Two species new to Dorset have been recorded and a rare plant not seen for more than 100 years has put down roots.

Turn over a boulder on the beach and you may encounter a false scorpion while a good-sized population of rove beetle has come to light at Kimmeridge.

And the very rare sea stock is now thriving on dunes at Studland – the nearest known sites are in North Devon and the Channel Islands.

Photographer and conservationist Steve Trewhella nearly walked straight past the succulent plant with its pale lilac flowers.

“I though it was from someone’s garden,” he said. “It didn’t look like anything I have ever seen before.”

But fortunately he did take a photo and it turned out to be Matthiola sinuata, a rare member of the brassica family, threatened by the disappearance of sand dunes and disturbance by visitors.

It is thought seed may have been blown in from the Channel Islands. “Studland is favourable for these and other plants because the seaweed strandline is left in place, this rotting down process gives these pioneering plants the nutrients needed to grow in sand,” he said.

Steve also discovered the false scorpion, Neobisium maritimum, at Portland and believes he found another one along the shore at Holes Bay, Poole.

This tiny member of the arachnid family lives in rock crevices and under boulders in a silken chamber, which allows it to spend most of its life underwater.

It has a poison tooth on the end of its claws which punctures its prey of tiny springtails and other invertebrates, stunning them.

The rove beetle, Aleochara obscurella, also lives on smaller invertebrates and has been found on beaches within Dorset Wildlife Trust’s Purbeck Marine Reserve including Broad Bench and Chapman’s Pool, especially where there are large piles of kelp seaweed.

“These finds are very exciting and show how important beach strandlines are for wildlife,” said Julie Hatcher, the trust’s marine awareness officer.

“Beaches where the strandline is not removed, such as Studland, Kimmeridge and Ringstead, are the ones with the richest and rarest plants and animals,” she said.

“So while you might screw your nose up at a smelly heap of rotting seaweed in a corner of the beach, rest assured that it is a wildlife haven, home to some of the rarest plants and animals in the county.”

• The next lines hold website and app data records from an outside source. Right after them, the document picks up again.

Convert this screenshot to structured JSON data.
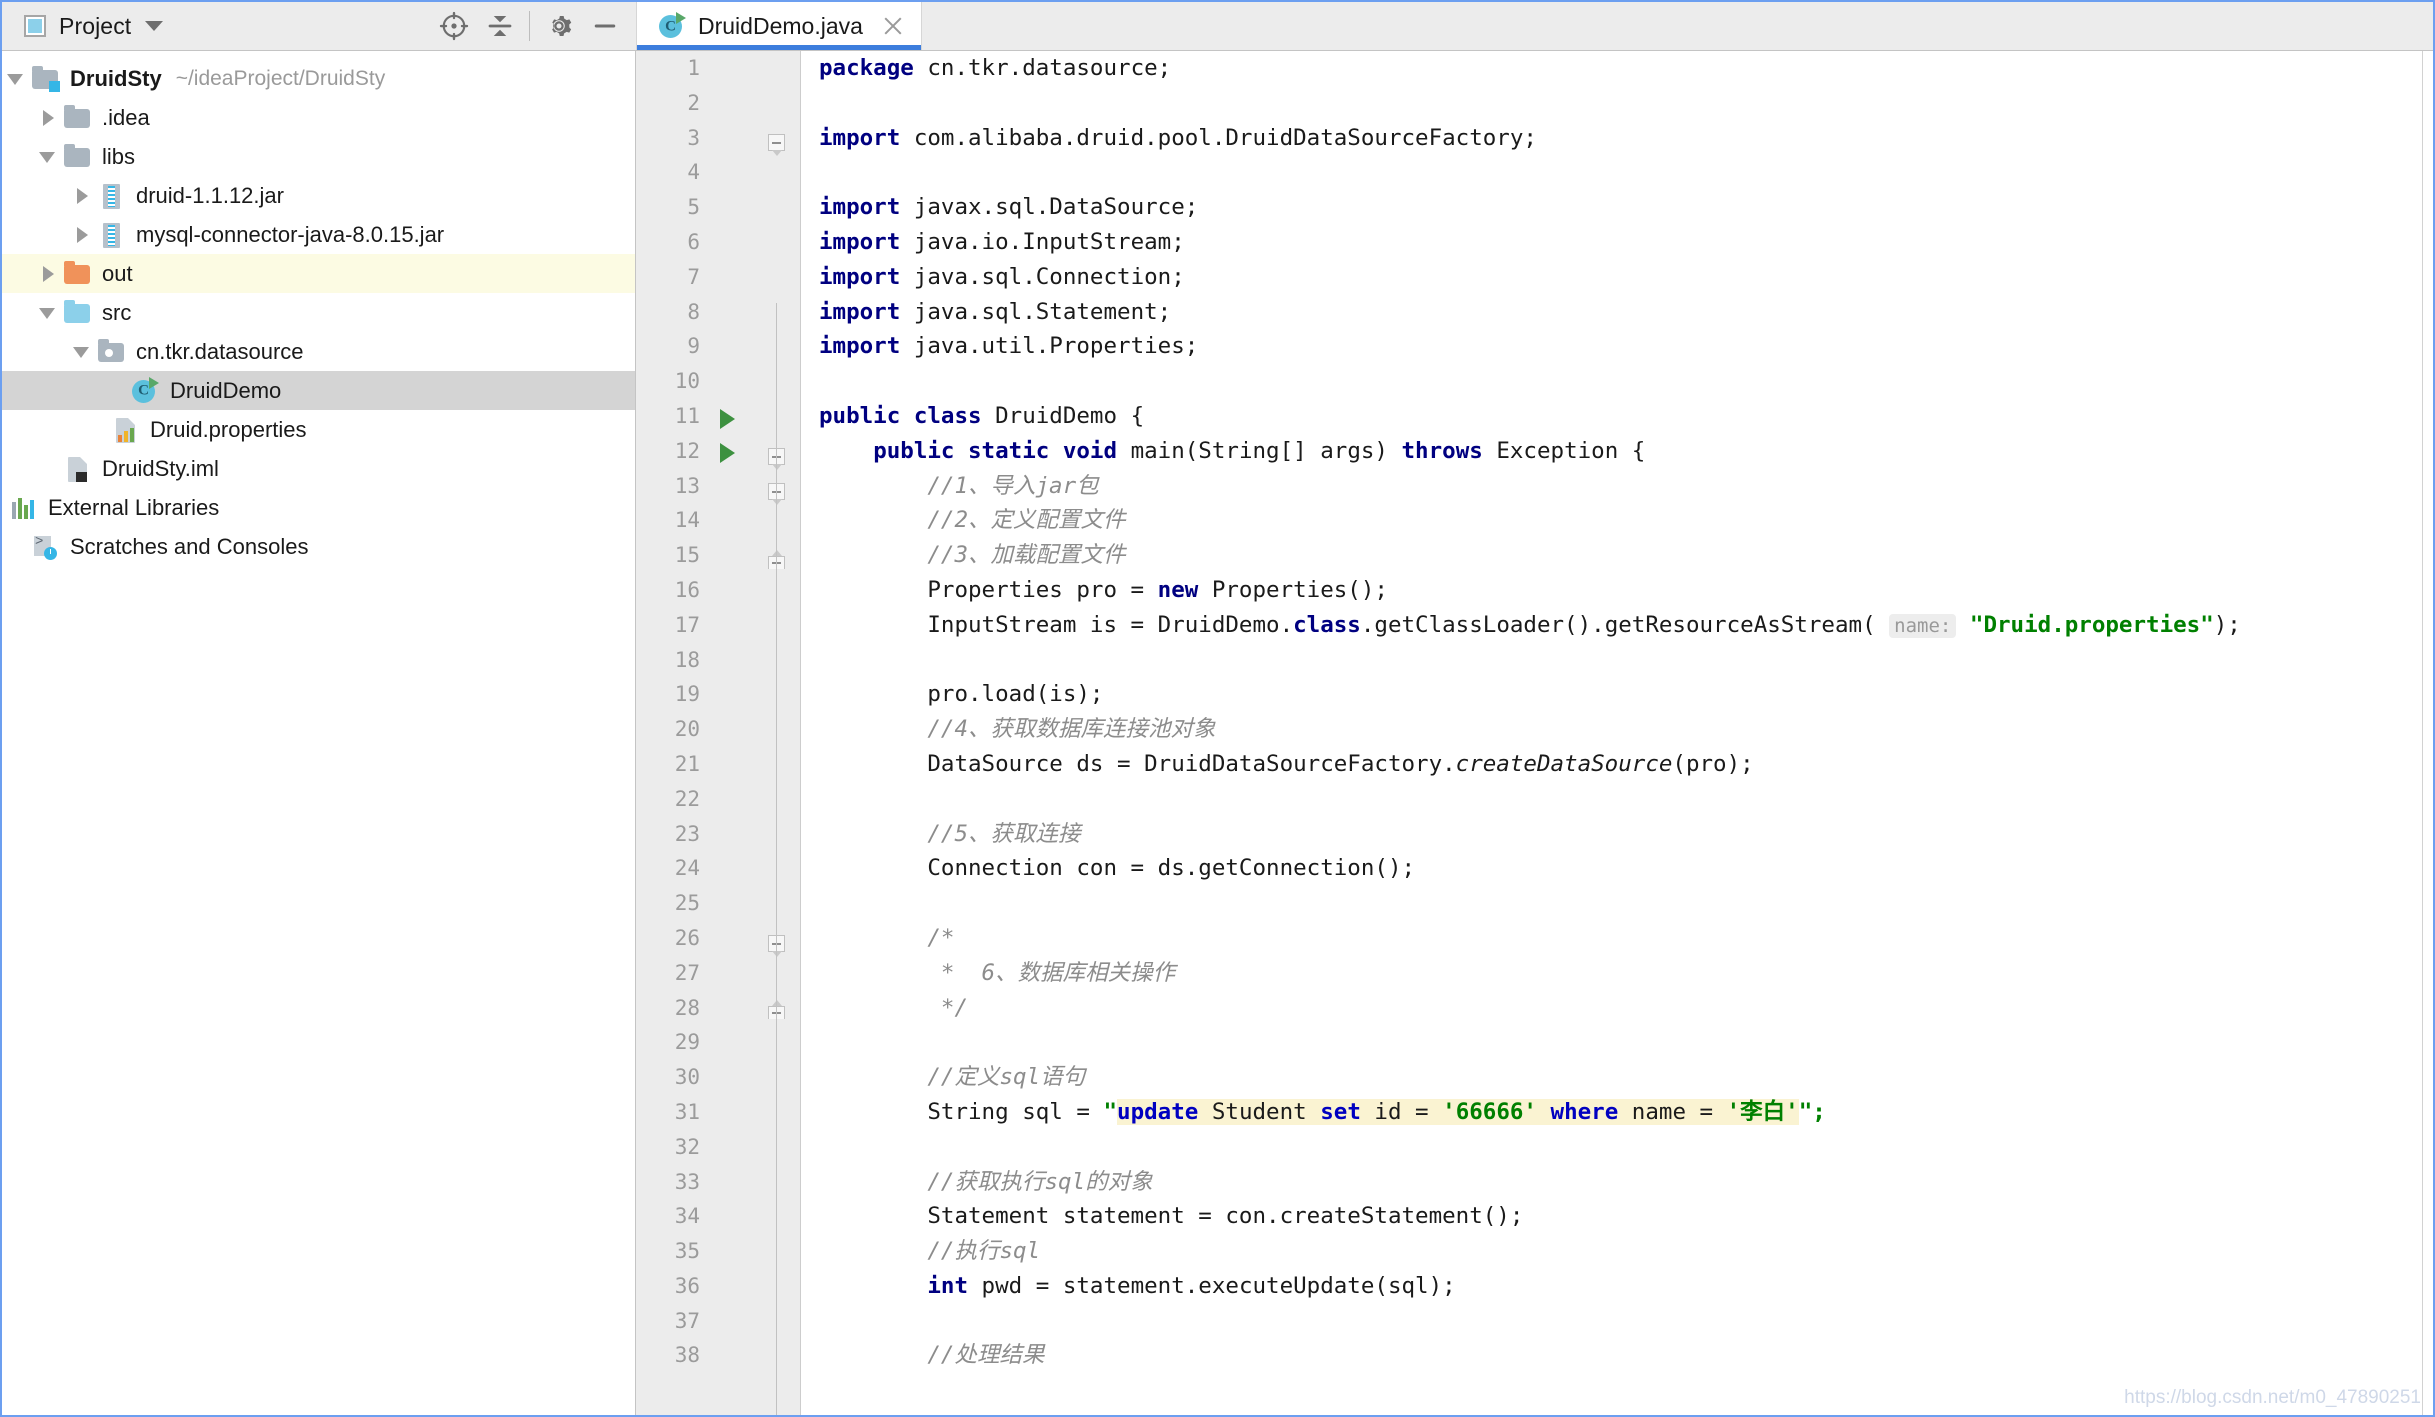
{
  "window": {
    "accent_color": "#3c7ddd",
    "border_color": "#6c9ff0"
  },
  "tool_window": {
    "title": "Project",
    "dropdown_icon": "chevron-down-icon",
    "actions": [
      {
        "name": "locate-in-tree",
        "icon": "crosshair-target-icon"
      },
      {
        "name": "collapse-all",
        "icon": "collapse-all-icon"
      },
      {
        "name": "settings",
        "icon": "gear-icon"
      },
      {
        "name": "hide-tool-window",
        "icon": "minimize-icon"
      }
    ]
  },
  "editor_tabs": [
    {
      "label": "DruidDemo.java",
      "icon": "java-class-runnable-icon",
      "active": true,
      "close_icon": "close-icon"
    }
  ],
  "project_tree": [
    {
      "label": "DruidSty",
      "path": "~/ideaProject/DruidSty",
      "indent": 0,
      "twisty": "open",
      "icon": "module-folder-icon",
      "bold": true,
      "state": "normal"
    },
    {
      "label": ".idea",
      "indent": 1,
      "twisty": "closed",
      "icon": "folder-icon",
      "bold": false,
      "state": "normal"
    },
    {
      "label": "libs",
      "indent": 1,
      "twisty": "open",
      "icon": "folder-icon",
      "bold": false,
      "state": "normal"
    },
    {
      "label": "druid-1.1.12.jar",
      "indent": 2,
      "twisty": "closed",
      "icon": "jar-icon",
      "bold": false,
      "state": "normal"
    },
    {
      "label": "mysql-connector-java-8.0.15.jar",
      "indent": 2,
      "twisty": "closed",
      "icon": "jar-icon",
      "bold": false,
      "state": "normal"
    },
    {
      "label": "out",
      "indent": 1,
      "twisty": "closed",
      "icon": "excluded-folder-icon",
      "bold": false,
      "state": "excluded"
    },
    {
      "label": "src",
      "indent": 1,
      "twisty": "open",
      "icon": "source-folder-icon",
      "bold": false,
      "state": "normal"
    },
    {
      "label": "cn.tkr.datasource",
      "indent": 2,
      "twisty": "open",
      "icon": "package-icon",
      "bold": false,
      "state": "normal"
    },
    {
      "label": "DruidDemo",
      "indent": 3,
      "twisty": "none",
      "icon": "java-class-runnable-icon",
      "bold": false,
      "state": "selected"
    },
    {
      "label": "Druid.properties",
      "indent": 3,
      "twisty": "none",
      "icon": "properties-file-icon",
      "bold": false,
      "state": "normal"
    },
    {
      "label": "DruidSty.iml",
      "indent": 1,
      "twisty": "none",
      "icon": "iml-file-icon",
      "bold": false,
      "state": "normal"
    },
    {
      "label": "External Libraries",
      "indent": 0,
      "twisty": "closed",
      "icon": "external-libraries-icon",
      "bold": false,
      "state": "normal"
    },
    {
      "label": "Scratches and Consoles",
      "indent": 0,
      "twisty": "none",
      "icon": "scratches-icon",
      "bold": false,
      "state": "normal"
    }
  ],
  "editor": {
    "file_name": "DruidDemo.java",
    "first_visible_line": 1,
    "last_visible_line": 38,
    "run_gutter_lines": [
      11,
      12
    ],
    "fold_marks": [
      {
        "line": 3,
        "type": "start"
      },
      {
        "line": 12,
        "type": "start"
      },
      {
        "line": 13,
        "type": "start"
      },
      {
        "line": 15,
        "type": "end"
      },
      {
        "line": 26,
        "type": "start"
      },
      {
        "line": 28,
        "type": "end"
      }
    ],
    "line_numbers": [
      1,
      2,
      3,
      4,
      5,
      6,
      7,
      8,
      9,
      10,
      11,
      12,
      13,
      14,
      15,
      16,
      17,
      18,
      19,
      20,
      21,
      22,
      23,
      24,
      25,
      26,
      27,
      28,
      29,
      30,
      31,
      32,
      33,
      34,
      35,
      36,
      37,
      38
    ],
    "code_lines": [
      "package cn.tkr.datasource;",
      "",
      "import com.alibaba.druid.pool.DruidDataSourceFactory;",
      "",
      "import javax.sql.DataSource;",
      "import java.io.InputStream;",
      "import java.sql.Connection;",
      "import java.sql.Statement;",
      "import java.util.Properties;",
      "",
      "public class DruidDemo {",
      "    public static void main(String[] args) throws Exception {",
      "        //1、导入jar包",
      "        //2、定义配置文件",
      "        //3、加载配置文件",
      "        Properties pro = new Properties();",
      "        InputStream is = DruidDemo.class.getClassLoader().getResourceAsStream( name: \"Druid.properties\");",
      "",
      "        pro.load(is);",
      "        //4、获取数据库连接池对象",
      "        DataSource ds = DruidDataSourceFactory.createDataSource(pro);",
      "",
      "        //5、获取连接",
      "        Connection con = ds.getConnection();",
      "",
      "        /*",
      "         *  6、数据库相关操作",
      "         */",
      "",
      "        //定义sql语句",
      "        String sql = \"update Student set id = '66666' where name = '李白'\";",
      "",
      "        //获取执行sql的对象",
      "        Statement statement = con.createStatement();",
      "        //执行sql",
      "        int pwd = statement.executeUpdate(sql);",
      "",
      "        //处理结果"
    ],
    "parameter_hint": "name:",
    "string_literal": "\"Druid.properties\"",
    "sql_string": {
      "open_quote": "\"",
      "tokens": [
        {
          "text": "update",
          "kind": "sql-keyword"
        },
        {
          "text": " Student ",
          "kind": "sql-identifier"
        },
        {
          "text": "set",
          "kind": "sql-keyword"
        },
        {
          "text": " id = ",
          "kind": "sql-identifier"
        },
        {
          "text": "'66666'",
          "kind": "sql-string"
        },
        {
          "text": " ",
          "kind": "sql-identifier"
        },
        {
          "text": "where",
          "kind": "sql-keyword"
        },
        {
          "text": " name = ",
          "kind": "sql-identifier"
        },
        {
          "text": "'李白'",
          "kind": "sql-string"
        }
      ],
      "close_quote": "\";"
    },
    "syntax_colors": {
      "keyword": "#000080",
      "comment": "#8c8c8c",
      "string": "#008000",
      "sql_keyword": "#0000c0",
      "sql_injection_background": "#faf3d2",
      "gutter_background": "#ececec",
      "run_arrow": "#3d9140"
    }
  },
  "watermark": "https://blog.csdn.net/m0_47890251"
}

A survey by the trust of eight beaches also found pygmy shrews at Kimmeridge and snow buntings at Studland.